Starring: Tom Cruise, Ken Watanabe, Tony Goldwyn, Billy Connolly and Timothy Spall
Directed by: Edward Zwick
Rated: R
Running Time: 2 hours 24 mins

As big and sprawling as any epic David Lean ever made, "The Last Samurai" is big-time film-making at its very best.

Our story begins with Civil War hero Nathan Algren (Cruise) now reduced to hawking rifles. He has become a drunken shell of himself, haunted by the actions of his commanding officer, Colonel Bagley (Goldwyn), ordering the slaughter of innocent Native Americans, including women and children. When he is offered the opportunity to travel to Japan to train their army to fight the local samurai warriors, he takes the job and is soon sailing to the land of the rising sun.

Upon arrival, Algren is introduced to a British journalist who will serve as his interpreter (Spall). He is given a quick introduction to Japanese customs and the problems concerning the samurai. Algren begins training his charges, but there is much they need to learn. Unfortunately, Bagley orders Algren to have his troops ready to take on the samurai immediately, believing their make shift army's powerful weapons will easily defeat the swords and bows of the samurai. Of course, many of the soldiers are killed. Many more, Bagley among them, run away in fear. Finding himself surrounded by warriors, Algren fights them off until he is exhausted. His bravery draws the attention of the samurai leader (Watanabe) and his life is spared. What follows is a man's journey towards his own destiny.
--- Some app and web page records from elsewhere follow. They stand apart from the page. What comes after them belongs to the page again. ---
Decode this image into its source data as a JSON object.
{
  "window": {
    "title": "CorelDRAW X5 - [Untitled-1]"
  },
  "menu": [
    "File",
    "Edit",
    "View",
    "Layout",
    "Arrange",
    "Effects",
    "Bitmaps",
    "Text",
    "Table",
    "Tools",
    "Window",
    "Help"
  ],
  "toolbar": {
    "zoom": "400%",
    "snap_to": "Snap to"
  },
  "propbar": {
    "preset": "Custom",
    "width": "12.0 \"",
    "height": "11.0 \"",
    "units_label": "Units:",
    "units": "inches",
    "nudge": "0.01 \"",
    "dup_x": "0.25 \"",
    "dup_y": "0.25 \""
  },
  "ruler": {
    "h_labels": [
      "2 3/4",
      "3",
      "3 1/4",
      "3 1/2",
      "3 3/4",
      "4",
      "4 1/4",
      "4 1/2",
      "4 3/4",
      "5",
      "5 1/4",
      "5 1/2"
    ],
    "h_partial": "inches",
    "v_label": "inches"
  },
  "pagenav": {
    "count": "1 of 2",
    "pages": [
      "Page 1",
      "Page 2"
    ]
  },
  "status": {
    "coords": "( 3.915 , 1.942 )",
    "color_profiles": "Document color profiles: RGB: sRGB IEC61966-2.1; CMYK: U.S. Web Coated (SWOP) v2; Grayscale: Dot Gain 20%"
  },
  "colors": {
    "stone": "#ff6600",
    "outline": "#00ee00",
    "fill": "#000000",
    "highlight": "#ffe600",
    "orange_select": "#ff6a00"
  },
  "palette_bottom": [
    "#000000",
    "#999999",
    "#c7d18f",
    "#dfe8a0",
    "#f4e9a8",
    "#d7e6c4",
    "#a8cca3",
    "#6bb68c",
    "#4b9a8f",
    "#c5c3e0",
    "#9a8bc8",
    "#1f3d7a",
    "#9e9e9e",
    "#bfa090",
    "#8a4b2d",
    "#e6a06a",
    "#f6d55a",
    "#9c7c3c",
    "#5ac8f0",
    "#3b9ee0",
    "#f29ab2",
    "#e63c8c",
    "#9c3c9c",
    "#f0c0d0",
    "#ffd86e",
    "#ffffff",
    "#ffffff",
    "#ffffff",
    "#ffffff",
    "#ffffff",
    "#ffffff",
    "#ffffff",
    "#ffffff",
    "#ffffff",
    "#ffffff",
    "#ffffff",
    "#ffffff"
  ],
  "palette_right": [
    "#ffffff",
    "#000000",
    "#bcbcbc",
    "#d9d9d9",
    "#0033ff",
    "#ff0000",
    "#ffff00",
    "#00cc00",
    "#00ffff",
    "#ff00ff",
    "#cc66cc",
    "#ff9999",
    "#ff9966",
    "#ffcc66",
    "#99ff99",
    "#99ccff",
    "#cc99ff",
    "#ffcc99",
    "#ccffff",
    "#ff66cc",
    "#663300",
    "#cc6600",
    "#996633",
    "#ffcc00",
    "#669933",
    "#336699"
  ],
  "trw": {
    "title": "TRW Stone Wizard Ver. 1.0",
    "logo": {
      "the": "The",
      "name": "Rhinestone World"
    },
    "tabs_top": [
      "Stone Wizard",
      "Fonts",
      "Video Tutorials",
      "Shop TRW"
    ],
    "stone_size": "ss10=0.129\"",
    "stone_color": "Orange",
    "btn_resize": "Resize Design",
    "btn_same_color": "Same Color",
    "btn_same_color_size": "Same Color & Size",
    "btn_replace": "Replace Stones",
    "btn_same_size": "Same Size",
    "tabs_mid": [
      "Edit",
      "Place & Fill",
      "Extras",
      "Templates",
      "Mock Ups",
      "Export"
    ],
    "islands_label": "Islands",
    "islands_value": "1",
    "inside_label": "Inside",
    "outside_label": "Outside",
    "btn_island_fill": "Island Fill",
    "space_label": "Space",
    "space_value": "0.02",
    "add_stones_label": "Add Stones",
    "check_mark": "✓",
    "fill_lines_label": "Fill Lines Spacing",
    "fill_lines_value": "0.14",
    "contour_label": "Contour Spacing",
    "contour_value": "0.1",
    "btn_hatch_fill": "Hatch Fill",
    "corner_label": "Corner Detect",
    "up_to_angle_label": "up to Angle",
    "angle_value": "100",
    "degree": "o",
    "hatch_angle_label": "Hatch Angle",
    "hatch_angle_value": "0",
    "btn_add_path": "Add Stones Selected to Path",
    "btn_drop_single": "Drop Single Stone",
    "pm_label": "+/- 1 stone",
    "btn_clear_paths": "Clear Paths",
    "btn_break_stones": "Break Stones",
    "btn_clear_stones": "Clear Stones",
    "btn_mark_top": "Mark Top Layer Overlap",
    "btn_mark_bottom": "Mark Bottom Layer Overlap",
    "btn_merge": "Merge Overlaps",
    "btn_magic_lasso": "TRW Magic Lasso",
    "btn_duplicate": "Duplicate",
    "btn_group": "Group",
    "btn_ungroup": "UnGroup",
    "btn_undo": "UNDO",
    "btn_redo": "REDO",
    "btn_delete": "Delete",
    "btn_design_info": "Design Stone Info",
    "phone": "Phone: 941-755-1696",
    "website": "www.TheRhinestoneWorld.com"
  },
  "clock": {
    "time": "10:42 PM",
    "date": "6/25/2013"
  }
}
Director Zwick has created some of the best "epic" films of the past 15 years. Films like "Glory" and "Legends of the Fall" told a story in a scope not often seen in these times of cookie-cutter film making. He is greatly aided by two-time Academy Award-winning cinematographer John Toll. Toll paints a portrait so beautiful you want to put it in a frame and hang it on your wall. I have to say now that "Glory" is on my short list of films worthy of a Best Picture Oscar that didn't even get nominated. Zwick brings the same touch to "Samurai," keeping you as interested in the characters as you are in the action. Cruise does his usual solid work. Goldwyn is just as slimy as he was in "Ghost," and Spall steals every scene he's in. But the acting revelation here is Watanabe. Watching his character unfold I was reminded of a young Toshiro Mifune, leaping off the screen in "Yojimbo." Already an established star in his native Japan, look for more from this fine actor state-side. The battle scenes are well-staged, and the make-up, contributed by long-time pal Corey Castellano, is first-rate.

On a scale of zero to four stars, I give "The Last Samurai" Three and a half stars

This week's movie review of "The Last Samurai" is ©2003 by Michael A. Smith.  All graphics this page are creations of Nolan B. Canova, ©2003, all rights reserved. All contents of "Nolan's Pop Culture Review" are ©2003 by Nolan B. Canova.